TASK DIRECTIONS = Leave out the pictures and copy every record exactly.

Stored data entries

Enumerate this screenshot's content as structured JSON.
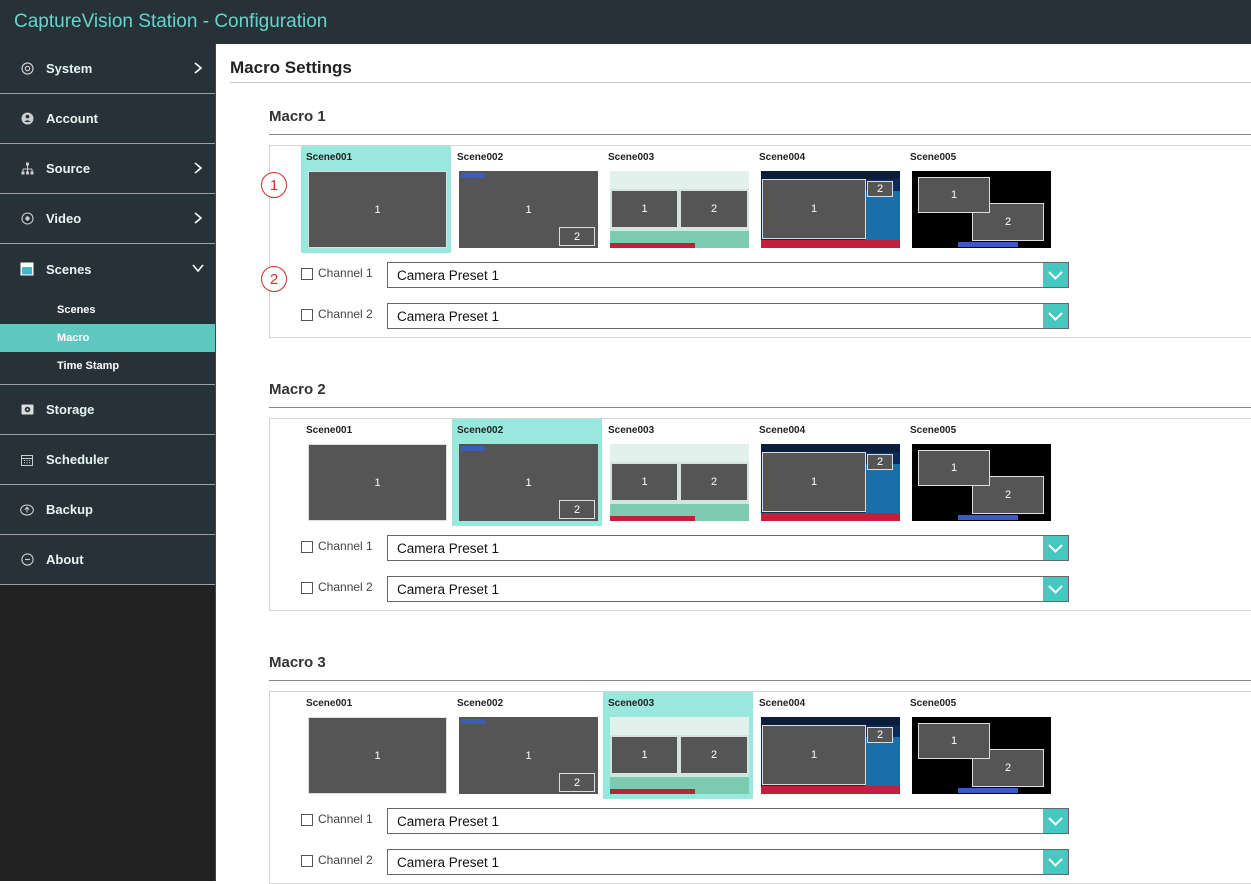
{
  "app": {
    "title": "CaptureVision Station - Configuration"
  },
  "colors": {
    "accent": "#5ec7c0",
    "selected_scene": "#98e8de",
    "titlebar": "#263238",
    "callout": "#d0302a"
  },
  "sidebar": {
    "items": [
      {
        "label": "System",
        "icon": "gear-icon"
      },
      {
        "label": "Account",
        "icon": "user-icon"
      },
      {
        "label": "Source",
        "icon": "network-icon"
      },
      {
        "label": "Video",
        "icon": "radio-dot-icon"
      },
      {
        "label": "Scenes",
        "icon": "scenes-icon"
      },
      {
        "label": "Storage",
        "icon": "storage-icon"
      },
      {
        "label": "Scheduler",
        "icon": "calendar-icon"
      },
      {
        "label": "Backup",
        "icon": "upload-icon"
      },
      {
        "label": "About",
        "icon": "info-icon"
      }
    ],
    "scenes_sub": [
      {
        "label": "Scenes"
      },
      {
        "label": "Macro"
      },
      {
        "label": "Time Stamp"
      }
    ]
  },
  "main": {
    "title": "Macro Settings"
  },
  "scene_names": [
    "Scene001",
    "Scene002",
    "Scene003",
    "Scene004",
    "Scene005"
  ],
  "pane_numbers": {
    "one": "1",
    "two": "2"
  },
  "macros": [
    {
      "title": "Macro 1",
      "selected_scene": "Scene001",
      "channels": [
        {
          "label": "Channel 1",
          "checked": false,
          "preset": "Camera Preset 1"
        },
        {
          "label": "Channel 2",
          "checked": false,
          "preset": "Camera Preset 1"
        }
      ]
    },
    {
      "title": "Macro 2",
      "selected_scene": "Scene002",
      "channels": [
        {
          "label": "Channel 1",
          "checked": false,
          "preset": "Camera Preset 1"
        },
        {
          "label": "Channel 2",
          "checked": false,
          "preset": "Camera Preset 1"
        }
      ]
    },
    {
      "title": "Macro 3",
      "selected_scene": "Scene003",
      "channels": [
        {
          "label": "Channel 1",
          "checked": false,
          "preset": "Camera Preset 1"
        },
        {
          "label": "Channel 2",
          "checked": false,
          "preset": "Camera Preset 1"
        }
      ]
    }
  ],
  "callouts": [
    "1",
    "2"
  ]
}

FINISHED EXERCISE =
Enumerate this screenshot's content as structured JSON.
{
  "app": {
    "title": "CaptureVision Station - Configuration"
  },
  "colors": {
    "accent": "#5ec7c0",
    "selected_scene": "#98e8de",
    "titlebar": "#263238",
    "callout": "#d0302a"
  },
  "sidebar": {
    "items": [
      {
        "label": "System",
        "icon": "gear-icon"
      },
      {
        "label": "Account",
        "icon": "user-icon"
      },
      {
        "label": "Source",
        "icon": "network-icon"
      },
      {
        "label": "Video",
        "icon": "radio-dot-icon"
      },
      {
        "label": "Scenes",
        "icon": "scenes-icon"
      },
      {
        "label": "Storage",
        "icon": "storage-icon"
      },
      {
        "label": "Scheduler",
        "icon": "calendar-icon"
      },
      {
        "label": "Backup",
        "icon": "upload-icon"
      },
      {
        "label": "About",
        "icon": "info-icon"
      }
    ],
    "scenes_sub": [
      {
        "label": "Scenes"
      },
      {
        "label": "Macro"
      },
      {
        "label": "Time Stamp"
      }
    ]
  },
  "main": {
    "title": "Macro Settings"
  },
  "scene_names": [
    "Scene001",
    "Scene002",
    "Scene003",
    "Scene004",
    "Scene005"
  ],
  "pane_numbers": {
    "one": "1",
    "two": "2"
  },
  "macros": [
    {
      "title": "Macro 1",
      "selected_scene": "Scene001",
      "channels": [
        {
          "label": "Channel 1",
          "checked": false,
          "preset": "Camera Preset 1"
        },
        {
          "label": "Channel 2",
          "checked": false,
          "preset": "Camera Preset 1"
        }
      ]
    },
    {
      "title": "Macro 2",
      "selected_scene": "Scene002",
      "channels": [
        {
          "label": "Channel 1",
          "checked": false,
          "preset": "Camera Preset 1"
        },
        {
          "label": "Channel 2",
          "checked": false,
          "preset": "Camera Preset 1"
        }
      ]
    },
    {
      "title": "Macro 3",
      "selected_scene": "Scene003",
      "channels": [
        {
          "label": "Channel 1",
          "checked": false,
          "preset": "Camera Preset 1"
        },
        {
          "label": "Channel 2",
          "checked": false,
          "preset": "Camera Preset 1"
        }
      ]
    }
  ],
  "callouts": [
    "1",
    "2"
  ]
}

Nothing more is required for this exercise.